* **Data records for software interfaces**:
========================

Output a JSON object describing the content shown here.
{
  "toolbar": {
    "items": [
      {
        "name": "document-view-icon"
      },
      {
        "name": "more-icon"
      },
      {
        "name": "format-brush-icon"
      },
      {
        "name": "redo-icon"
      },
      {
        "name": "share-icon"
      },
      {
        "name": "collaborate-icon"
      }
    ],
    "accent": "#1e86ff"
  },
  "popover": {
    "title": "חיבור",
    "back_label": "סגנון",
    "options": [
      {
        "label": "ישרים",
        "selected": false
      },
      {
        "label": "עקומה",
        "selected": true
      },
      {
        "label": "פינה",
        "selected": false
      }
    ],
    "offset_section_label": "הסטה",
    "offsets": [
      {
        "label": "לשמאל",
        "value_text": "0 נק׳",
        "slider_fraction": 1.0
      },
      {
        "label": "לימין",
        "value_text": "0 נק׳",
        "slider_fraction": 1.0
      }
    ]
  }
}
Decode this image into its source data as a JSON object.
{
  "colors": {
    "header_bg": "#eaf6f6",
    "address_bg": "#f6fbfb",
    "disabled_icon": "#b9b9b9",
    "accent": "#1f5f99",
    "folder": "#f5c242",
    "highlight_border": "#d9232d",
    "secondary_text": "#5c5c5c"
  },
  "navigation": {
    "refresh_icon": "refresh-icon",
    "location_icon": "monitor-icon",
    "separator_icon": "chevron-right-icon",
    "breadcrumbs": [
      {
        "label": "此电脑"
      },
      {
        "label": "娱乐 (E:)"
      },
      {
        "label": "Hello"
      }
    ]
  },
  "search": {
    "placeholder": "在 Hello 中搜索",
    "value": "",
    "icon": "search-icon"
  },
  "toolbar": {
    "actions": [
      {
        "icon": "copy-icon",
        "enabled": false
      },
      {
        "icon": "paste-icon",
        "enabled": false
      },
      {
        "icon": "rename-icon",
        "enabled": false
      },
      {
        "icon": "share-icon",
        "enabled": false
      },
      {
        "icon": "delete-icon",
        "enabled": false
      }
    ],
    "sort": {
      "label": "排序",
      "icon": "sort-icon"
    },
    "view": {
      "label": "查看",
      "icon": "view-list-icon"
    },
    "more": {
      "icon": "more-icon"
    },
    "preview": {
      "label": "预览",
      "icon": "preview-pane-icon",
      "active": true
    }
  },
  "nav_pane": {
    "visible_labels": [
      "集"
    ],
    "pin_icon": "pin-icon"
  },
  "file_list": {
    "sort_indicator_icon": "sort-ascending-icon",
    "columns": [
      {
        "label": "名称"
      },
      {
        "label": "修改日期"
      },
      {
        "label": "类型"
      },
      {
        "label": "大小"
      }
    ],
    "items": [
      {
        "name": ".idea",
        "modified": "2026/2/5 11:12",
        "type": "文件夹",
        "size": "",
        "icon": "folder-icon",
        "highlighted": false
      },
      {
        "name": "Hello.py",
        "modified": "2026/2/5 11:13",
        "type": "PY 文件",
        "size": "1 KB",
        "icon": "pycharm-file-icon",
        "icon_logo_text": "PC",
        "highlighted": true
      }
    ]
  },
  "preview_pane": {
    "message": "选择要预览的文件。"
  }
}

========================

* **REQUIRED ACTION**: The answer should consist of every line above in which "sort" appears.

* **YOUR SOLUTION**:
    "sort": {
      "icon": "sort-icon"
    "sort_indicator_icon": "sort-ascending-icon",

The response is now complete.